O'Brien carries a 9-2 bowl game mark, but even that doesn't tell the full picture of his postseason success. Not included is Boston College's 25-24 win over Navy in the 2006 Meineke Car Care Bowl. He had left the Eagles prior to the bowl game to take over the NC State job.
The Wolfpack also lost 29-23 to Rutgers in the 2008 Papajohns.com Bowl, which will always be remembered for when NCSU was leading 17-6 when former quarterback Russell Wilson suffered a sprained knee injury. Rutgers ended up rallying for a 29-23 victory, but O'Brien still is quick to point out his team would have won if Wilson didn't get injured.
O'Brien said he's kept the same bowl game regimen the same after changing it up in 2000. Boston College got hammered 62-28 against Colorado in the Insight.com Bowl in 1999.
"After we got killed my first year, I made some changes, and from that point on, we've followed the script the way we've done it," O'Brien said. "It has worked out well for us. There is something for the football team to want to be at the place, and wanting to win the football game. That comes back to the character to the team you have.
"Its an opportunity to send your seniors out with a win, but also an opportunity for the underclassmen to set the stage for next year. That is what we try to focus on."
O'Brien, who likes to avoid flying places if possible, also half-joked that he's glad the Wolfpack can just drive to Charlotte. NC State will also get extra practices, which is a huge help to the freshmen who redshirt this season and other young players.
"From a coaching standpoint, it's a start for next year in some respects because right now, as we practice, all we are trying to do is maintain the [older players]," O'Brien said. "In a regular practice sequence, you wouldn't get any of the redshirt freshmen or scout team guys any work at all. They are getting as much work as [the older players], and in some cases, even more."
NC State starts practicing for the bowl game this Saturday and Sunday, with each about 75 minutes long. NC State will start gearing up for the bowl game in earnest Dec. 14 when finals exams are over.
The Wolfpack will also have two open practices for the fans and media around 2:30 p.m. Dec. 17-18 at either Carter-Finley Stadium or the practice fields (still to be determined).
NC State will incorporate the last of the game week preparations during two days in Charlotte. The team arrives Dec. 22 and will have a week of social activities lined up.
NC State fifth-year senior defensive tackle J.R. Sweezy, who is a co-captain, is from nearby Mooresville, N.C. Playing his last game in a Wolfpack uniform near his hometown is a special experience.
"This will definitely feel like a home game, especially with all the red," Sweezy said. "You aren't going to know who's who. I'm very excited to play another game. Luckily it is in Charlotte, which is right down the road from where I grew up, and I can play in front of everybody."

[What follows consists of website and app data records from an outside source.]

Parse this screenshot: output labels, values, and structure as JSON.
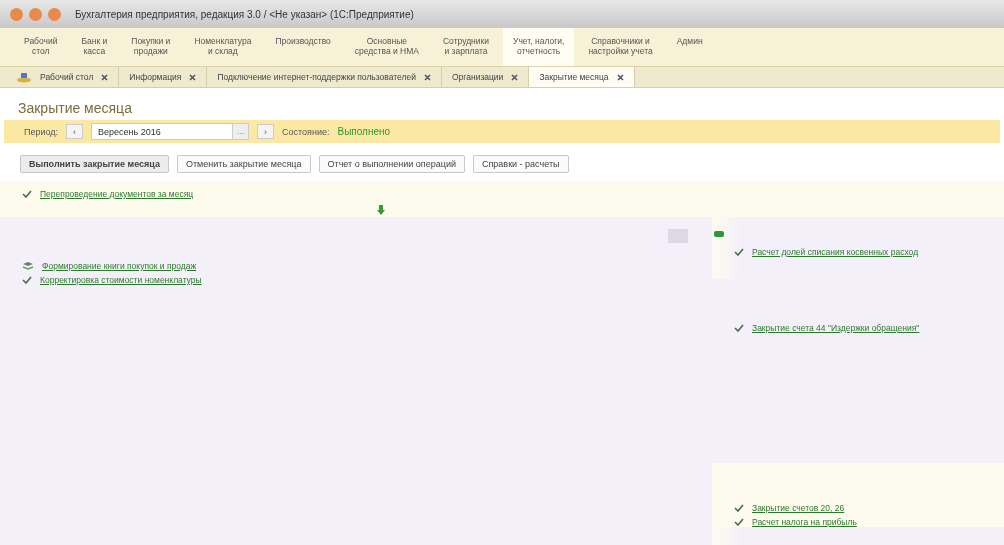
{
  "window": {
    "title": "Бухгалтерия предприятия, редакция 3.0 / <Не указан> (1С:Предприятие)"
  },
  "sections": [
    {
      "label": "Рабочий\nстол",
      "selected": false
    },
    {
      "label": "Банк и\nкасса",
      "selected": false
    },
    {
      "label": "Покупки и\nпродажи",
      "selected": false
    },
    {
      "label": "Номенклатура\nи склад",
      "selected": false
    },
    {
      "label": "Производство",
      "selected": false
    },
    {
      "label": "Основные\nсредства и НМА",
      "selected": false
    },
    {
      "label": "Сотрудники\nи зарплата",
      "selected": false
    },
    {
      "label": "Учет, налоги,\nотчетность",
      "selected": true
    },
    {
      "label": "Справочники и\nнастройки учета",
      "selected": false
    },
    {
      "label": "Админ",
      "selected": false
    }
  ],
  "tabs": [
    {
      "label": "Рабочий стол",
      "kind": "home",
      "selected": false
    },
    {
      "label": "Информация",
      "kind": "plain",
      "selected": false
    },
    {
      "label": "Подключение интернет-поддержки пользователей",
      "kind": "plain",
      "selected": false
    },
    {
      "label": "Организации",
      "kind": "plain",
      "selected": false
    },
    {
      "label": "Закрытие месяца",
      "kind": "plain",
      "selected": true
    }
  ],
  "page": {
    "title": "Закрытие месяца",
    "period_label": "Период:",
    "period_prev": "‹",
    "period": "Вересень 2016",
    "period_pick": "...",
    "period_next": "›",
    "state_label": "Состояние:",
    "state": "Выполнено"
  },
  "buttons": [
    {
      "label": "Выполнить закрытие месяца",
      "default": true
    },
    {
      "label": "Отменить закрытие месяца",
      "default": false
    },
    {
      "label": "Отчет о выполнении операций",
      "default": false
    },
    {
      "label": "Справки - расчеты",
      "default": false
    }
  ],
  "steps_top": [
    {
      "label": "Перепроведение документов за месяц",
      "kind": "check"
    }
  ],
  "steps_left": [
    {
      "label": "Формирование книги покупок и продаж",
      "kind": "stack"
    },
    {
      "label": "Корректировка стоимости номенклатуры",
      "kind": "check"
    }
  ],
  "steps_right": [
    {
      "label": "Расчет долей списания косвенных расход",
      "kind": "check"
    },
    {
      "label": "Закрытие счета 44 \"Издержки обращения\"",
      "kind": "check"
    },
    {
      "label": "Закрытие счетов 20, 26",
      "kind": "check"
    },
    {
      "label": "Расчет налога на прибыль",
      "kind": "check"
    }
  ]
}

The Wolfpack team will also get to spend Christmas together in Charlotte, which seems fitting after all the ups and downs this past season, yet the players never gave up during the adversity.
"This is who I wanted to spend Christmas with," NCSU fifth-year senior tight end and co-captain George Bryan said. "I didn't want to be home. My family wanted me to be playing football. They enjoy coming to the bowl games."
The NC State seniors will finish its careers with three bowl trips in five years. The redshirt juniors will finish the month of December with three years worth of extra bowl practices, which is another valued trait to the coaching staff in building a program.
"That is what we should be doing here, going each and every year, and that [practices] adds up," O'Brien said. "It helps you in recruiting. It helps your profile of your school. Everybody wants to go to places that win football games, play on national TV, which we always have that opportunity here because of our fans and stadium, and want to play in bowl games. That is all part of the building process to be in a championship program."